The United Nations highlights that no state is on track to meet sustainable development targets by 2030, and the states that are lagging behind are primarily in the South.
The findings of the United States branch of the Sustainable Development Solutions Network, a United Nations project inaugurated in 2012, show that the country is struggling to achieve a “holistic picture of wellbeing.”
States are less than halfway to meeting their goals on average, with only 16 states scoring more than 50, indicating that they are more than halfway to attaining their targets. The majority of the states that are falling behind are in the South. Mississippi, West Virginia, Louisiana, and Arkansas, which are at the bottom of the list, are less than a third of the way to fulfilling the 17 goals. Only three states, Delaware, Maine, and Massachusetts, have at least one goal on track to be met.
The United States is undeniably marked by significant geographical disparities. These manifest themselves politically, in the structure of economies, and in the performance of sustainable development, which refers to the state’s economic, social, and environmental situations.

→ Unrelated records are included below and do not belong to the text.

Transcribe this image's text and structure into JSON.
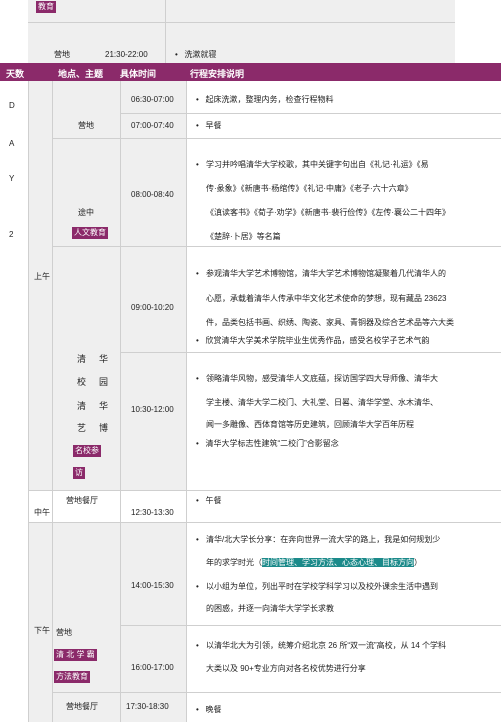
{
  "top": {
    "tag": "教育",
    "place": "营地",
    "time": "21:30-22:00",
    "bullet": "洗漱就寝"
  },
  "header": {
    "day": "天数",
    "place": "地点、主题",
    "time": "具体时间",
    "plan": "行程安排说明"
  },
  "day_letters": [
    "D",
    "A",
    "Y",
    "2"
  ],
  "periods": {
    "morning": "上午",
    "noon": "中午",
    "afternoon": "下午"
  },
  "rows": {
    "r1": {
      "time": "06:30-07:00",
      "bullet": "起床洗漱，整理内务，检查行程物料"
    },
    "r2": {
      "place": "营地",
      "time": "07:00-07:40",
      "bullet": "早餐"
    },
    "r3": {
      "place": "途中",
      "tag": "人文教育",
      "time": "08:00-08:40",
      "lines": [
        "学习并吟唱清华大学校歌，其中关键字句出自《礼记·礼运》《易",
        "传·彖象》《新唐书·杨绾传》《礼记·中庸》《老子·六十六章》",
        "《滇读客书》《荀子·劝学》《新唐书·裴行俭传》《左传·襄公二十四年》",
        "《楚辞·卜居》等名篇"
      ]
    },
    "r4": {
      "time": "09:00-10:20",
      "lines": [
        "参观清华大学艺术博物馆，清华大学艺术博物馆凝聚着几代清华人的",
        "心愿，承载着清华人传承中华文化艺术使命的梦想，现有藏品 23623",
        "件，品类包括书画、织绣、陶瓷、家具、青铜器及综合艺术品等六大类"
      ],
      "bullet2": "欣赏清华大学美术学院毕业生优秀作品，感受名校学子艺术气韵"
    },
    "r5": {
      "place_chars": [
        "清",
        "华",
        "校",
        "园",
        "清",
        "华",
        "艺",
        "博"
      ],
      "tag_lines": [
        "名校参",
        "访"
      ],
      "time": "10:30-12:00",
      "lines": [
        "领略清华风物，感受清华人文底蕴，探访国学四大导师像、清华大",
        "学主楼、清华大学二校门、大礼堂、日晷、清华学堂、水木清华、",
        "闻一多雕像、西体育馆等历史建筑，回顾清华大学百年历程"
      ],
      "bullet2": "清华大学标志性建筑“二校门”合影留念"
    },
    "r6": {
      "place": "营地餐厅",
      "time": "12:30-13:30",
      "bullet": "午餐"
    },
    "r7": {
      "time": "14:00-15:30",
      "line1": "清华/北大学长分享：在奔向世界一流大学的路上，我是如何规划少",
      "line2_pre": "年的求学时光（",
      "line2_hl": "时间管理、学习方法、心态心理、目标方向",
      "line2_post": "）",
      "bullet2_lines": [
        "以小组为单位，列出平时在学校学科学习以及校外课余生活中遇到",
        "的困惑，并逐一向清华大学学长求教"
      ]
    },
    "r8": {
      "place": "营地",
      "tag_lines": [
        "清 北 学 霸",
        "方法教育"
      ],
      "time": "16:00-17:00",
      "lines": [
        "以清华北大为引领，统筹介绍北京 26 所“双一流”高校，从 14 个学科",
        "大类以及 90+专业方向对各名校优势进行分享"
      ]
    },
    "r9": {
      "place": "营地餐厅",
      "time": "17:30-18:30",
      "bullet": "晚餐"
    }
  },
  "colors": {
    "accent": "#8b2a6a",
    "highlight": "#1b8a8a",
    "cell_grey": "#efefef"
  }
}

Vermont is making the most progress among states, with a score of little over 60. Many of the other high-scoring states are in the Northeast or Pacific Northwest, with Massachusetts, Washington, Minnesota, and Maine completing the top five. New England and the Northeast, are leading the country in a variety of categories, including education and having “real intention” in terms of green energy. When it comes to sustainability, the latter is an area where the South is struggling.

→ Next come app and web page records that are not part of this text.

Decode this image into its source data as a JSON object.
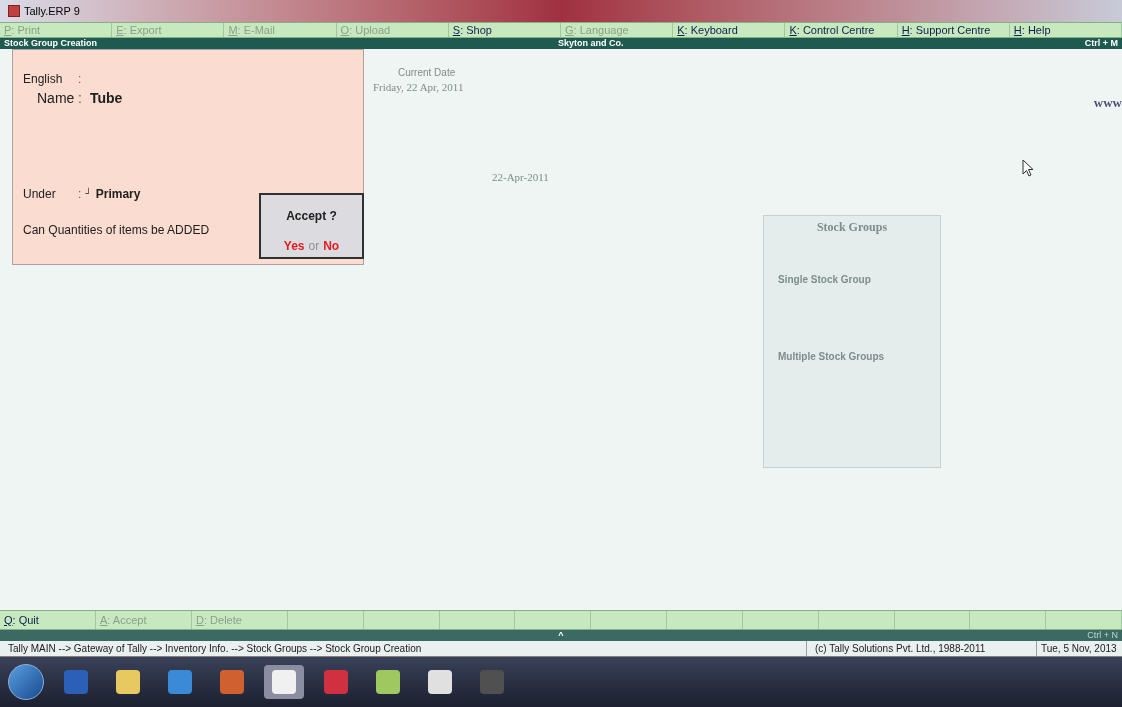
{
  "window": {
    "title": "Tally.ERP 9"
  },
  "menu": [
    {
      "text": "P: Print",
      "disabled": true
    },
    {
      "text": "E: Export",
      "disabled": true
    },
    {
      "text": "M: E-Mail",
      "disabled": true
    },
    {
      "text": "O: Upload",
      "disabled": true
    },
    {
      "text": "S: Shop",
      "disabled": false
    },
    {
      "text": "G: Language",
      "disabled": true
    },
    {
      "text": "K: Keyboard",
      "disabled": false
    },
    {
      "text": "K: Control Centre",
      "disabled": false
    },
    {
      "text": "H: Support Centre",
      "disabled": false
    },
    {
      "text": "H: Help",
      "disabled": false
    }
  ],
  "header": {
    "screen": "Stock Group Creation",
    "company": "Skyton and Co.",
    "shortcut": "Ctrl + M"
  },
  "form": {
    "fields": [
      {
        "label": "English",
        "separator": ":"
      },
      {
        "label": "Name",
        "separator": ":",
        "value": "Tube"
      }
    ],
    "under": {
      "label": "Under",
      "separator": ":",
      "marker": "┘",
      "value": "Primary"
    },
    "question": "Can Quantities of items be ADDED"
  },
  "dialog": {
    "title": "Accept ?",
    "yes": "Yes",
    "or": "or",
    "no": "No"
  },
  "background": {
    "current_date_label": "Current Date",
    "current_date": "Friday, 22 Apr, 2011",
    "last_entry_date": "22-Apr-2011",
    "menu_title": "Stock Groups",
    "sections": [
      {
        "title": "Single Stock Group"
      },
      {
        "title": "Multiple Stock Groups"
      }
    ],
    "website": "www"
  },
  "buttons": [
    {
      "text": "Q: Quit",
      "disabled": false
    },
    {
      "text": "A: Accept",
      "disabled": true
    },
    {
      "text": "D: Delete",
      "disabled": true
    }
  ],
  "bottom_strip": {
    "caret": "^",
    "shortcut": "Ctrl + N"
  },
  "status_bar": {
    "path": "Tally MAIN --> Gateway of Tally --> Inventory Info. --> Stock Groups --> Stock Group Creation",
    "copyright": "(c) Tally Solutions Pvt. Ltd., 1988-2011",
    "date": "Tue, 5 Nov, 2013"
  }
}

There is a lot more oil and coal dependency in the South, and there has been a long-standing resistance to the energy change that we need, which is happening all around the world. Despite the fact that the climate crisis is wreaking havoc on the South, this is the case.
Even the states that are doing quite well aren’t quite there yet. All states have at least one target and 20% of their indicators are trending in the wrong direction. States would need to increase their scores by around 5.5 points each year to meet the goals by 2030, which is higher than the average improvement over the previous five years combined. The gradual progress reflects the very real hunger, violence, disenfranchisement, and instability that individuals in the United States endure on a daily basis.
While the COVID-19 pandemic has “increased challenges” for governments to meet their targets, the findings are nonetheless a “sobering reminder” that none of them were on track even before the health catastrophe.